:: Problem details ::
Search the entries for the word "menu" and return every line where it is found.

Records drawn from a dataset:
--- START ---
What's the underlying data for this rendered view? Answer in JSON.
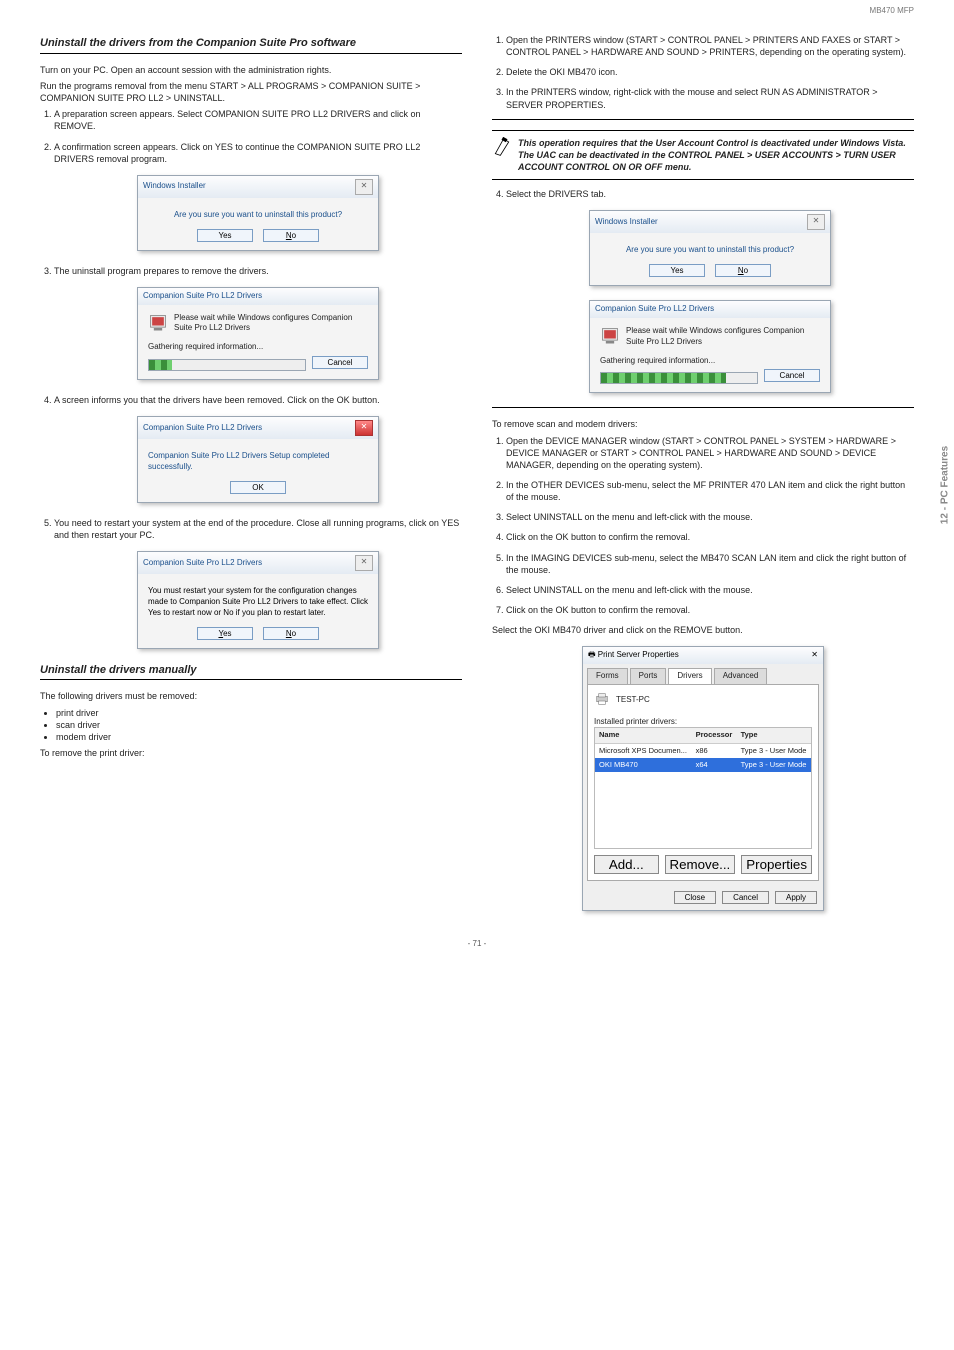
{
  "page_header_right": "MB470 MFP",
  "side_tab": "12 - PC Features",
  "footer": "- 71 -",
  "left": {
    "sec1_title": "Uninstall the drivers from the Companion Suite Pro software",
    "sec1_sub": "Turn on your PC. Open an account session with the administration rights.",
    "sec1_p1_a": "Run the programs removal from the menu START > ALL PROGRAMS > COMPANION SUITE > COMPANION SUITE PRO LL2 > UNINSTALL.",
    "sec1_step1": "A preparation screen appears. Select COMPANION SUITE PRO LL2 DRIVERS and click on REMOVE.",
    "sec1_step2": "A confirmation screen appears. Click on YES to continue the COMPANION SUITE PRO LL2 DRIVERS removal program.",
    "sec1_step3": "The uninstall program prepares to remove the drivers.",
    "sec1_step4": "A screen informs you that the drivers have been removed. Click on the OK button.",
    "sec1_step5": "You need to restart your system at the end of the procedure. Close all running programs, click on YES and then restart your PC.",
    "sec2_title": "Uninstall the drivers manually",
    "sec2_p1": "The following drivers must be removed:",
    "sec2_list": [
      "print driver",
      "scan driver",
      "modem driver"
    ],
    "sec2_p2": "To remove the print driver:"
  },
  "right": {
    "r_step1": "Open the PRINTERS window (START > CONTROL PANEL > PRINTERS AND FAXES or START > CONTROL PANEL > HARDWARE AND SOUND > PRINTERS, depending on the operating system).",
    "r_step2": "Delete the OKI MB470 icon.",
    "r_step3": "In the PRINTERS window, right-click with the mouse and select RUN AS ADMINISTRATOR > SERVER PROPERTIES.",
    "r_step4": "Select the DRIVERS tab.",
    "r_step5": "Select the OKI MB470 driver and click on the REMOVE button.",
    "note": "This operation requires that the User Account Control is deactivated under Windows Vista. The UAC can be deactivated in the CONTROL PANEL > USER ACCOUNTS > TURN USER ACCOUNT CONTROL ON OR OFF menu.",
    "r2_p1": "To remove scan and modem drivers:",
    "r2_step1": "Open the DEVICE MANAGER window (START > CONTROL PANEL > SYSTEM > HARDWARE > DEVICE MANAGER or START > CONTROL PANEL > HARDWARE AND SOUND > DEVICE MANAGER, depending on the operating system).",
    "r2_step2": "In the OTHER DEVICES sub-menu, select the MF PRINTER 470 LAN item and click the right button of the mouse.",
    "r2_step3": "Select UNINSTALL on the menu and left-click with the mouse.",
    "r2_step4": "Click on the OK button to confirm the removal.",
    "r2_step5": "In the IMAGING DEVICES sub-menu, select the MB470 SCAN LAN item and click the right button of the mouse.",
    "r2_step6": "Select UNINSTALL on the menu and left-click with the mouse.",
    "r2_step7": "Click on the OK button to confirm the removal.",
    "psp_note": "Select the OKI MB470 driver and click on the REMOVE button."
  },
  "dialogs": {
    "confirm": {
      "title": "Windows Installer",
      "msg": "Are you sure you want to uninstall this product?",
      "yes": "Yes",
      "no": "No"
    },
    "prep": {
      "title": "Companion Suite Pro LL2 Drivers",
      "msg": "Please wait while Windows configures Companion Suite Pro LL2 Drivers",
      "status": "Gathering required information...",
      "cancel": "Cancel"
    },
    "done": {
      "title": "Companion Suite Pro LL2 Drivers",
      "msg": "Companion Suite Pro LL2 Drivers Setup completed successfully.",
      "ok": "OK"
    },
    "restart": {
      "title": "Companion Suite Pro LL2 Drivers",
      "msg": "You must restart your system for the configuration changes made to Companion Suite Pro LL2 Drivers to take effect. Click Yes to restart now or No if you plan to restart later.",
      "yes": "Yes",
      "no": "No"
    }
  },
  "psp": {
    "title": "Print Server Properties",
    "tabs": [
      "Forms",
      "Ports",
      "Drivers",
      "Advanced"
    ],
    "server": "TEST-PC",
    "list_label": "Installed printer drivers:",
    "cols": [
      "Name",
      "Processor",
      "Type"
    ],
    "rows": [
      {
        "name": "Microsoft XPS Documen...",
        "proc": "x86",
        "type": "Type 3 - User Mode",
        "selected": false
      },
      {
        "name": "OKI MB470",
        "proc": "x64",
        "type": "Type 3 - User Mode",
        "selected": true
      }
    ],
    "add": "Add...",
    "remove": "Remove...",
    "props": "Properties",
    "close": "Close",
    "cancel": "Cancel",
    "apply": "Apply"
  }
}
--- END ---
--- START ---
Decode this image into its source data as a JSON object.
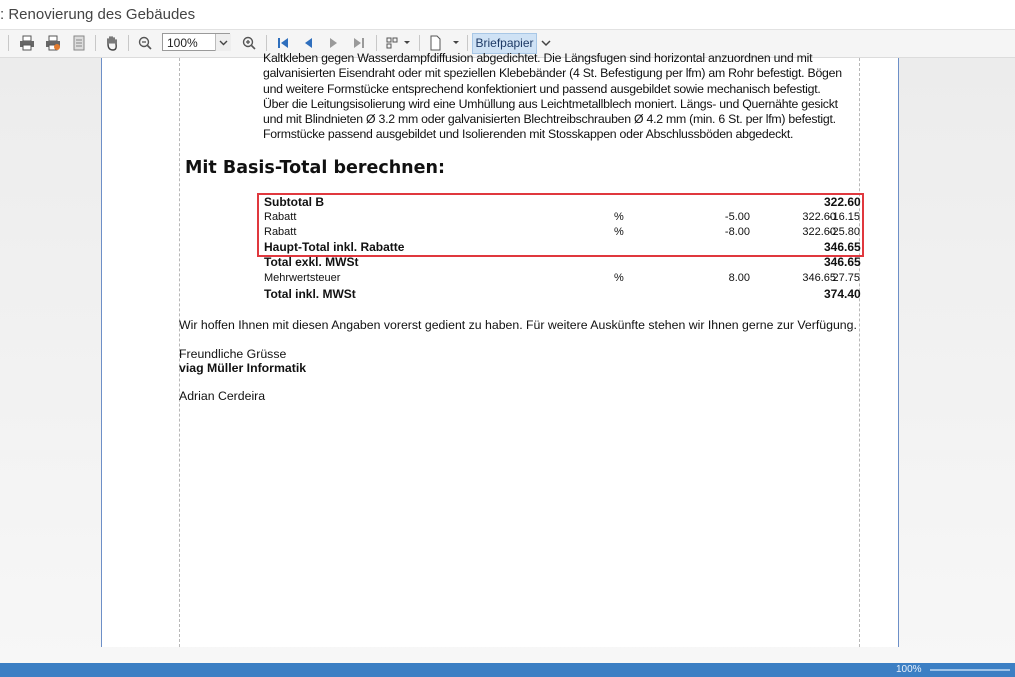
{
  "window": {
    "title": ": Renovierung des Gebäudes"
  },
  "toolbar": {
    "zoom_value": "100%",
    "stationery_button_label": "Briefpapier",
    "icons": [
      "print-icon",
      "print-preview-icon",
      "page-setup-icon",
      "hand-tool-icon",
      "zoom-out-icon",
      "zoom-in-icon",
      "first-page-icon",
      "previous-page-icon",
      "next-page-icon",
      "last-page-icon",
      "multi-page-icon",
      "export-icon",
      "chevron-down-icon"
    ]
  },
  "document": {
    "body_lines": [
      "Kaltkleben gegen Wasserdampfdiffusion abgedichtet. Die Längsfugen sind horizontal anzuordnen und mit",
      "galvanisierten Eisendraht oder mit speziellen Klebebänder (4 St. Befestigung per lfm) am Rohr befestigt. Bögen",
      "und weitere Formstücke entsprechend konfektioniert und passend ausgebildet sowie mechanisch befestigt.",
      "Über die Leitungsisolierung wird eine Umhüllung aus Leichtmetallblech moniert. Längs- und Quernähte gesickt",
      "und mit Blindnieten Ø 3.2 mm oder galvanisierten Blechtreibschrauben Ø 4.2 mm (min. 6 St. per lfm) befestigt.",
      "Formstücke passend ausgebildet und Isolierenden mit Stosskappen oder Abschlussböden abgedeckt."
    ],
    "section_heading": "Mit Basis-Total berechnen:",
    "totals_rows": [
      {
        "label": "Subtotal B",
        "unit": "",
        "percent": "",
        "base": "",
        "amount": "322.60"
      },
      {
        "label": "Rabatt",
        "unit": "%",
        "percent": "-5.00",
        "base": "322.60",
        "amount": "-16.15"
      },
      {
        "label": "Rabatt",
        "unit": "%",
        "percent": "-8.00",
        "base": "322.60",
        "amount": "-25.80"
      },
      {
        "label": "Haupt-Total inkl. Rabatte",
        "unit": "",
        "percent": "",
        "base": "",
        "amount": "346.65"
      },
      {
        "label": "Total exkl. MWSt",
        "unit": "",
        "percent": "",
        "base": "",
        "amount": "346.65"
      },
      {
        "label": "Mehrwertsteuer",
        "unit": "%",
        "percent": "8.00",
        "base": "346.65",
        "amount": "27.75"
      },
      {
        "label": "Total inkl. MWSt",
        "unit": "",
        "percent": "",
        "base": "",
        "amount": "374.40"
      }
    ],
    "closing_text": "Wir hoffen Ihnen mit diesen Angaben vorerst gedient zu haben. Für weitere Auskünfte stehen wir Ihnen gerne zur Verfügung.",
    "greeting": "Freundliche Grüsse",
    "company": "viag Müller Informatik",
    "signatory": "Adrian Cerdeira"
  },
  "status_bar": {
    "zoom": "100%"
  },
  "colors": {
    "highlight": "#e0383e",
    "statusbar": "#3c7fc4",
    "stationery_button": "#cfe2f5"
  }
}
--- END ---
:: Answer for the task ::
    "sec1_p1_a": "Run the programs removal from the menu START > ALL PROGRAMS > COMPANION SUITE > COMPANION SUITE PRO LL2 > UNINSTALL.",
    "note": "This operation requires that the User Account Control is deactivated under Windows Vista. The UAC can be deactivated in the CONTROL PANEL > USER ACCOUNTS > TURN USER ACCOUNT CONTROL ON OR OFF menu.",
    "r2_step2": "In the OTHER DEVICES sub-menu, select the MF PRINTER 470 LAN item and click the right button of the mouse.",
    "r2_step3": "Select UNINSTALL on the menu and left-click with the mouse.",
    "r2_step5": "In the IMAGING DEVICES sub-menu, select the MB470 SCAN LAN item and click the right button of the mouse.",
    "r2_step6": "Select UNINSTALL on the menu and left-click with the mouse.",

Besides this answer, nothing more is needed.